The material present in the Reflections wing will be a bit congratulatory for some tastes, focusing on general artistry in Shadows & Light in Large Format and Christopher Nolan himself in The End of a Legend, but the condensed interviews within are worthwhile enough as a capper to those other special features. They provide a perfect segue to the lighter, more perfunctory remaining special features: The Trailer Archive (8:35, HD), which paints an observable picture of the mounting anticipation behind seeing this story take place, and a collection of thirty easy-to-find posters and designs in the Print Campaign Art Gallery.

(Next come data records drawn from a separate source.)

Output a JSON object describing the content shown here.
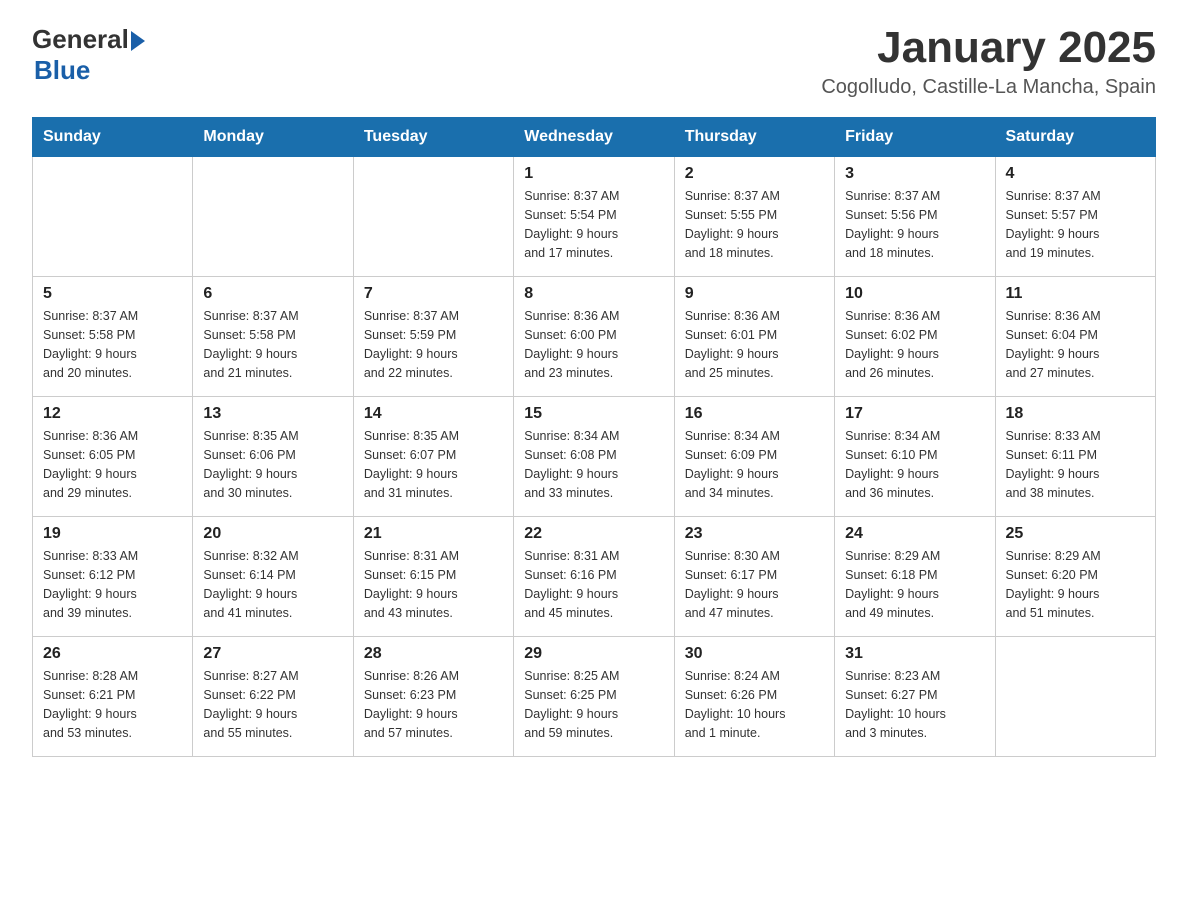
{
  "header": {
    "logo_general": "General",
    "logo_blue": "Blue",
    "title": "January 2025",
    "subtitle": "Cogolludo, Castille-La Mancha, Spain"
  },
  "weekdays": [
    "Sunday",
    "Monday",
    "Tuesday",
    "Wednesday",
    "Thursday",
    "Friday",
    "Saturday"
  ],
  "weeks": [
    [
      {
        "day": "",
        "info": ""
      },
      {
        "day": "",
        "info": ""
      },
      {
        "day": "",
        "info": ""
      },
      {
        "day": "1",
        "info": "Sunrise: 8:37 AM\nSunset: 5:54 PM\nDaylight: 9 hours\nand 17 minutes."
      },
      {
        "day": "2",
        "info": "Sunrise: 8:37 AM\nSunset: 5:55 PM\nDaylight: 9 hours\nand 18 minutes."
      },
      {
        "day": "3",
        "info": "Sunrise: 8:37 AM\nSunset: 5:56 PM\nDaylight: 9 hours\nand 18 minutes."
      },
      {
        "day": "4",
        "info": "Sunrise: 8:37 AM\nSunset: 5:57 PM\nDaylight: 9 hours\nand 19 minutes."
      }
    ],
    [
      {
        "day": "5",
        "info": "Sunrise: 8:37 AM\nSunset: 5:58 PM\nDaylight: 9 hours\nand 20 minutes."
      },
      {
        "day": "6",
        "info": "Sunrise: 8:37 AM\nSunset: 5:58 PM\nDaylight: 9 hours\nand 21 minutes."
      },
      {
        "day": "7",
        "info": "Sunrise: 8:37 AM\nSunset: 5:59 PM\nDaylight: 9 hours\nand 22 minutes."
      },
      {
        "day": "8",
        "info": "Sunrise: 8:36 AM\nSunset: 6:00 PM\nDaylight: 9 hours\nand 23 minutes."
      },
      {
        "day": "9",
        "info": "Sunrise: 8:36 AM\nSunset: 6:01 PM\nDaylight: 9 hours\nand 25 minutes."
      },
      {
        "day": "10",
        "info": "Sunrise: 8:36 AM\nSunset: 6:02 PM\nDaylight: 9 hours\nand 26 minutes."
      },
      {
        "day": "11",
        "info": "Sunrise: 8:36 AM\nSunset: 6:04 PM\nDaylight: 9 hours\nand 27 minutes."
      }
    ],
    [
      {
        "day": "12",
        "info": "Sunrise: 8:36 AM\nSunset: 6:05 PM\nDaylight: 9 hours\nand 29 minutes."
      },
      {
        "day": "13",
        "info": "Sunrise: 8:35 AM\nSunset: 6:06 PM\nDaylight: 9 hours\nand 30 minutes."
      },
      {
        "day": "14",
        "info": "Sunrise: 8:35 AM\nSunset: 6:07 PM\nDaylight: 9 hours\nand 31 minutes."
      },
      {
        "day": "15",
        "info": "Sunrise: 8:34 AM\nSunset: 6:08 PM\nDaylight: 9 hours\nand 33 minutes."
      },
      {
        "day": "16",
        "info": "Sunrise: 8:34 AM\nSunset: 6:09 PM\nDaylight: 9 hours\nand 34 minutes."
      },
      {
        "day": "17",
        "info": "Sunrise: 8:34 AM\nSunset: 6:10 PM\nDaylight: 9 hours\nand 36 minutes."
      },
      {
        "day": "18",
        "info": "Sunrise: 8:33 AM\nSunset: 6:11 PM\nDaylight: 9 hours\nand 38 minutes."
      }
    ],
    [
      {
        "day": "19",
        "info": "Sunrise: 8:33 AM\nSunset: 6:12 PM\nDaylight: 9 hours\nand 39 minutes."
      },
      {
        "day": "20",
        "info": "Sunrise: 8:32 AM\nSunset: 6:14 PM\nDaylight: 9 hours\nand 41 minutes."
      },
      {
        "day": "21",
        "info": "Sunrise: 8:31 AM\nSunset: 6:15 PM\nDaylight: 9 hours\nand 43 minutes."
      },
      {
        "day": "22",
        "info": "Sunrise: 8:31 AM\nSunset: 6:16 PM\nDaylight: 9 hours\nand 45 minutes."
      },
      {
        "day": "23",
        "info": "Sunrise: 8:30 AM\nSunset: 6:17 PM\nDaylight: 9 hours\nand 47 minutes."
      },
      {
        "day": "24",
        "info": "Sunrise: 8:29 AM\nSunset: 6:18 PM\nDaylight: 9 hours\nand 49 minutes."
      },
      {
        "day": "25",
        "info": "Sunrise: 8:29 AM\nSunset: 6:20 PM\nDaylight: 9 hours\nand 51 minutes."
      }
    ],
    [
      {
        "day": "26",
        "info": "Sunrise: 8:28 AM\nSunset: 6:21 PM\nDaylight: 9 hours\nand 53 minutes."
      },
      {
        "day": "27",
        "info": "Sunrise: 8:27 AM\nSunset: 6:22 PM\nDaylight: 9 hours\nand 55 minutes."
      },
      {
        "day": "28",
        "info": "Sunrise: 8:26 AM\nSunset: 6:23 PM\nDaylight: 9 hours\nand 57 minutes."
      },
      {
        "day": "29",
        "info": "Sunrise: 8:25 AM\nSunset: 6:25 PM\nDaylight: 9 hours\nand 59 minutes."
      },
      {
        "day": "30",
        "info": "Sunrise: 8:24 AM\nSunset: 6:26 PM\nDaylight: 10 hours\nand 1 minute."
      },
      {
        "day": "31",
        "info": "Sunrise: 8:23 AM\nSunset: 6:27 PM\nDaylight: 10 hours\nand 3 minutes."
      },
      {
        "day": "",
        "info": ""
      }
    ]
  ]
}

Christopher Nolan had the potential to go in several directions with The Dark Knight Rises, yet what he produces is something of a surprise: a captivating, aggressive, occasionally frenzied climax to the trilogy that balances somberness and elevated ideas with doting reflections on the journey Bruce Wayne has traveled. This is neither Nolan's best film nor the crowning achievement of the series, largely due to a rushed and inconsistent rhythm in the writing, but that doesn't stop the comic-book blockbuster from achieving quite a bit of mastery through thought-provoking concepts in Gotham's conflicts and an examination of Bruce Wayne's damaged psyche. The action is superbly polished and paced extraordinarily well across more than two-and-a-half hours, the performances range from par-for-the-course to sublime, and the ending itself -- one that's both vaguely interpretive and point-blank rewarding -- leaves one pondering exactly how the idea of Batman will rise again in the future. It's a flawed masterstroke of a conclusion, whose ambition and raw energy overcome most qualms over its practicality and clarity.

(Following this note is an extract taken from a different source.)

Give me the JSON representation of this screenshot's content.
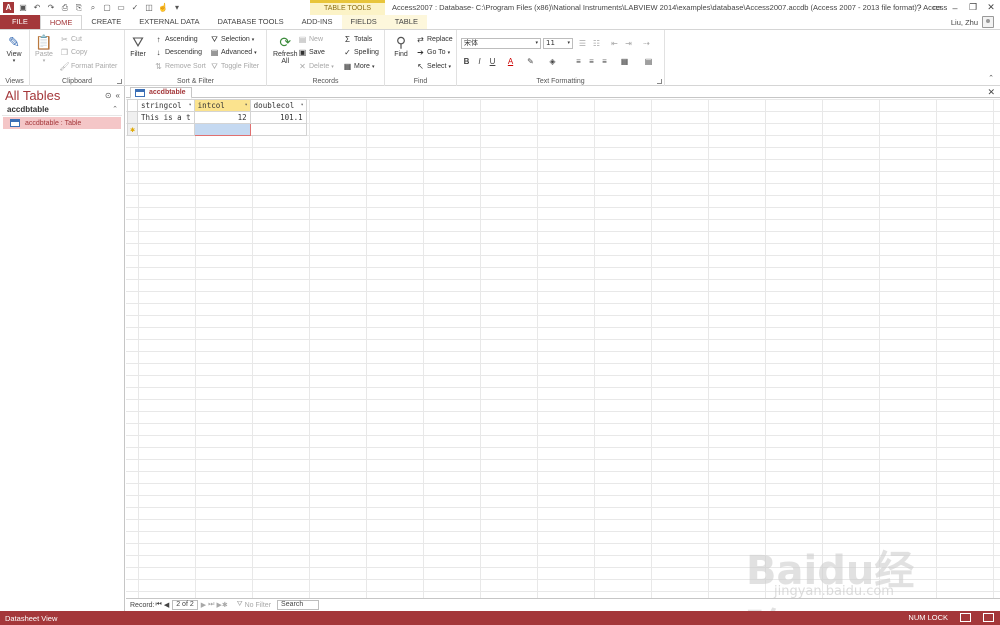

Warner Bros. have earned a roaring round of applause for this Blu-ray of Rises: learning from the peculiar mistakes of The Dark Knight, they've presented the film's shifting aspect ratios with a properly-balanced, impressive quality between the alternations that's, put simply, gorgeous and authentic. The audio presentation also exhibits impressive attributes that excel beyond the theatrical presence, while a slate of condensed, focused featurettes -- and an hour-long documentary on the Batmobile -- assemble a robust special-features package that'll satisfy those Batman devotees who won't be patient enough to wait for the imminent "ultimate edition" of all the films. Highly Recommended.